Kolkata: The Majerhat bridge caving-in incident cropped up at the meeting held at Nabanna on Thursdayover preparations for Gangasagar Mela as it is one ofthe crucial routes that pilgrims take to reach the transitpoints in South 24-Parganas through Diamond Harbour Road.With the caving-in, the concerned officials have started pondering as to how exactly around 20 lakh pilgrims would reach the place from Kolkata. Gangasagar Mela takes place in January every year in the Sagar Island. But the planning begins from September onwards and Chief Secretary Malay De held a preparatory meeting in this regard at Nabanna on Thursday.
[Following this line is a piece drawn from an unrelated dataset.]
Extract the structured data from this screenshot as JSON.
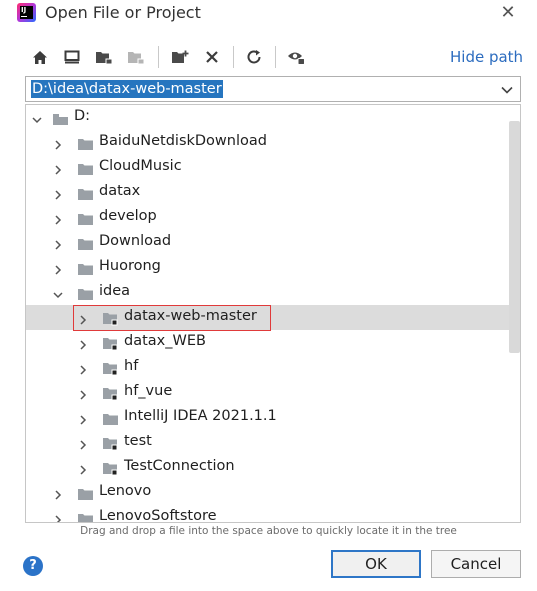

Also Read – Rain batters Kolkata, cripples normal lifeSenior officials from concerned departments including Public Health Engineering, Health, Public Works Department, Transport department, top brass of South 24-Parganas district administration, Kolkata Police personnel and BSNL authorities were present during the meeting.Chief Minister Mamata Banerjee will also hold a meeting later to review the preparations and to ensure that pilgrims from all over the country do not face any inconvenience.Sources said the alternate roads including one through Garden Reach flyover have come up as the routes through which vehicles of pilgrims will pass by in the absence of the Majerhat flyover. Also Read – Speeding Jaguar crashes into Mercedes car in Kolkata, 2 pedestrians killed”Though it is not known yet whether the Majerhat bridge will be reconstructed or not, preliminary discussions were held on Thursday on the basis of the present situation,” said an official adding that the Kolkata Police officers have also come up with their suggestions in this connection.Sources added that there were also discussionson the issues related to the dredging in Muriganga River which is quite essential for smooth operation of vessels to transit pilgrims. The state Irrigation department has assured that all steps would be taken for proper dredging.The state government also needs to make arrangements for buses and vessels.Additional buses are also sent to Sagar Island normally in which pilgrims travel from transit points to the venue.